It wasn't that I wasn't happy with it, it just was that I was aware of how controversial it was. I appreciated that a lot of people were disturbed. I wasn't, but I just appreciated the fact that people were.

While Kevin Conroy doesn't take issue with the events of The Killing Joke, the long running Batman voice actor is cognizant of audience reaction. Batman is a character beloved by children and adults alike, and animated films are often presumed to be appropriate for kids. Unfortunately, The Joker's terrifying mission to break the minds of Jim Gordon and Batman is not one of those stories.

Kevin Conroy's comments make a great deal of sense, especially considering his tenure as the animated Dark Knight. Conroy first began voicing Bruce Wayne in Batman: The Animated Series, which was a project aimed toward a more adult audience. But the show was still made somewhat kid friendly, a move that wasn't repeated when it came to The Killing Joke.
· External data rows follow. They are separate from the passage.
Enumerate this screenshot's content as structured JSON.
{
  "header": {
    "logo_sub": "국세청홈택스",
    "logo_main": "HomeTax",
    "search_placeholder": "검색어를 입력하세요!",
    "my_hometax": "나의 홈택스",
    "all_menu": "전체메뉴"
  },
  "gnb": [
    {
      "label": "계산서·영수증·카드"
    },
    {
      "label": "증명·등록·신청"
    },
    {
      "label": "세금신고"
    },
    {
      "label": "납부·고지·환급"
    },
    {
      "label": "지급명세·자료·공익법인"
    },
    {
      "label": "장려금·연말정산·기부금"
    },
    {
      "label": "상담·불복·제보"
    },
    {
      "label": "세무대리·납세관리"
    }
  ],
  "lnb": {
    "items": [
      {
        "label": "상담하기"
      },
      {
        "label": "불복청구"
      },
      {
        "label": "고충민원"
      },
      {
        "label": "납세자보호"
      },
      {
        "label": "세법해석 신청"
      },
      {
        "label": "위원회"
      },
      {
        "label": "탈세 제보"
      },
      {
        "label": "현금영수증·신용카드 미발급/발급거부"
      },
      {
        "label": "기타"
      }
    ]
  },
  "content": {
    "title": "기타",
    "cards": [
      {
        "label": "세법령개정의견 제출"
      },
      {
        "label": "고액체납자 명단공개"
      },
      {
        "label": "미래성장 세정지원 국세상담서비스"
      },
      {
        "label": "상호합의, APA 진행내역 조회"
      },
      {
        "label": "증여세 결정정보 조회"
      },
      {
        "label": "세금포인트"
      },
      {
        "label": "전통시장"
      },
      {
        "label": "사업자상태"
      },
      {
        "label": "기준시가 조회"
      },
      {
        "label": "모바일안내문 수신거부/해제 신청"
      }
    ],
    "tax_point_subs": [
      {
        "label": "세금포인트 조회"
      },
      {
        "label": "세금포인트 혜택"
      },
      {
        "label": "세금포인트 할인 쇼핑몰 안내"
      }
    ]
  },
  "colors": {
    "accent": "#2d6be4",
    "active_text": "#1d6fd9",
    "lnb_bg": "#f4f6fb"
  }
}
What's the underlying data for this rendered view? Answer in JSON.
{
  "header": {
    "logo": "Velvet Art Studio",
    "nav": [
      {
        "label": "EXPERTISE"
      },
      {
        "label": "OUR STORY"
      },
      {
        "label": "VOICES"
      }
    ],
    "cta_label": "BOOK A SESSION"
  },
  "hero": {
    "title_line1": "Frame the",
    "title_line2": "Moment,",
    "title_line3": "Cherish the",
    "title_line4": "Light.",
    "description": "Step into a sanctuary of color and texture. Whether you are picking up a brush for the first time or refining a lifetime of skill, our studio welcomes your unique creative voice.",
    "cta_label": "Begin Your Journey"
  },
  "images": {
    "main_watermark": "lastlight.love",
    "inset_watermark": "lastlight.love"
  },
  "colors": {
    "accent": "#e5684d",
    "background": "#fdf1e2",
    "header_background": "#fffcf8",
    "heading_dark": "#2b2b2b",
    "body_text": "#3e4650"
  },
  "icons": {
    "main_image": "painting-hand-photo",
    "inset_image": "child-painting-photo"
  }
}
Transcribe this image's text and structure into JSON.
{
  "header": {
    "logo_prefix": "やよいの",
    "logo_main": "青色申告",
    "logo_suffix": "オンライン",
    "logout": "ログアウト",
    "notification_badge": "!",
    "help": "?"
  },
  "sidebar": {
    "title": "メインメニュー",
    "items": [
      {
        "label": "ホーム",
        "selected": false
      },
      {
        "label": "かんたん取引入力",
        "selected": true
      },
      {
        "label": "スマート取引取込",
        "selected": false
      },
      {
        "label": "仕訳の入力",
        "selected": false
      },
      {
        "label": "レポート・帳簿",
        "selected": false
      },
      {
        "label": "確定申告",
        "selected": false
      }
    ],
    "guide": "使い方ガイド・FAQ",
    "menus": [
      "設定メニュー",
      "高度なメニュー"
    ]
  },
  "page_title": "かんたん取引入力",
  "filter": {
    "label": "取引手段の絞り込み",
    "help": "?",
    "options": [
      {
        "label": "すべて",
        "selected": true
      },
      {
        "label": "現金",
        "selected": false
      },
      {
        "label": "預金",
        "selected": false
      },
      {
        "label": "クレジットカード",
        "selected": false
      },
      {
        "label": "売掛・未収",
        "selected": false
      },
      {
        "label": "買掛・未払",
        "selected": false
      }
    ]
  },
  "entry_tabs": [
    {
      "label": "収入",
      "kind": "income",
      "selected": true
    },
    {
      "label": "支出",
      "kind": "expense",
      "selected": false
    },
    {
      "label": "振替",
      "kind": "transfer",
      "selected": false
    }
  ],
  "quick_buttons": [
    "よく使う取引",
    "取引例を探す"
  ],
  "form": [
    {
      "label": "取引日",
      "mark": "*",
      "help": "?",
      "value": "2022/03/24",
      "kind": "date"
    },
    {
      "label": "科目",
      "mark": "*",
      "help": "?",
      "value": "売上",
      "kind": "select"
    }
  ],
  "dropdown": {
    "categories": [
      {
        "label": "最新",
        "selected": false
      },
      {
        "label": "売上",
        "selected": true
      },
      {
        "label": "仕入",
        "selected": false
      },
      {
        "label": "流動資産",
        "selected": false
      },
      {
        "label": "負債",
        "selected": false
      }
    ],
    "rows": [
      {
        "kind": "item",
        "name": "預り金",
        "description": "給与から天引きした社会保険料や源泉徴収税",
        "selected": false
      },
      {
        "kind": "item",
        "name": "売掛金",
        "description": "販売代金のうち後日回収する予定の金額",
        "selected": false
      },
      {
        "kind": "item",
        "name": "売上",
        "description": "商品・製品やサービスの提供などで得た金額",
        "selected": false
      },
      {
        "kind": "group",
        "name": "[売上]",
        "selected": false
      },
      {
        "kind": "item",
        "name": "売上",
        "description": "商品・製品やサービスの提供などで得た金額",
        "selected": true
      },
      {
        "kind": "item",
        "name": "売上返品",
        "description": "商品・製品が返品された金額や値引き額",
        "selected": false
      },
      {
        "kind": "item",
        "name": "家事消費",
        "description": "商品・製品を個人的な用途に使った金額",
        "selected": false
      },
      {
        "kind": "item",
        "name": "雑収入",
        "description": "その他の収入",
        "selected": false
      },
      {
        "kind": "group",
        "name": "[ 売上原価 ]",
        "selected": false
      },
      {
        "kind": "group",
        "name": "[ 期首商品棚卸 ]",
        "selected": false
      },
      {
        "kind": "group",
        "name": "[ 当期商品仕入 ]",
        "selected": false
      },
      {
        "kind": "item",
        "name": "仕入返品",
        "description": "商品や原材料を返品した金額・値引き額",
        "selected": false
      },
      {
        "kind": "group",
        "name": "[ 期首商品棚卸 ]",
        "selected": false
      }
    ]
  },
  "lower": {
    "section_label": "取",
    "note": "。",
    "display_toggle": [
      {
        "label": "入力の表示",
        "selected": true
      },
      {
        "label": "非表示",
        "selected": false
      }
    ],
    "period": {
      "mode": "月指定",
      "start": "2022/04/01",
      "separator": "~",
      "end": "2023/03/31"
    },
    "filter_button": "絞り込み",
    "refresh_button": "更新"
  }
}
During his same conversation with Red Carpet News, Kevin Conroy discussed the dichotomy of Batman's fanbase, and the challenge that comes with adapting stories in animated features, saying:

So The Killing Joke, the issue I had was that --- it was a great, mature story for Batman/Joker, but I know that a lot of the audience is still under 12, and that's rough. That's a rough story for people that young.

Much like Batman: The Animated Series, The Killing Joke wasn't exactly made for kids watching cartoons in the morning. The movie tackled heavy issues, and there are almost no kid-friendly moments.

Another controversy that surrounded Batman: The Killing Joke was the new storyline crafted for Batgirl. While fleshing out the character before she's eventually shot down and paralyzed by The Joker seems like a logical choice, she still functioned more as a proxy for Batman and Jim Gordon's stories. Additionally, the sexual relationship between Bruce and Barbara was controversial, as it's not a common aspect of their dynamic.

You can own a copy of Batman: The Killing Joke now. In the meantime, check out our 2018 release list to plan your next trip to the movies.

Corey Chichizola
Movies Editor

Corey was born and raised in New Jersey. Graduated with degrees theater and literature from Ramapo College of New Jersey. After working in administrative theater for a year in New York, he started as the Weekend Editor at CinemaBlend. He's since been able to work himself up to reviews, phoners, and press junkets-- and is now able to appear on camera with some of his favorite actors... just not as he would have predicted as a kid. He's particularly proud of covering horror franchises like Scream and Halloween, as well as movie musicals like West Side Story. Favorite interviews include Steven Spielberg, Spike Lee, Jamie Lee Curtis, and more.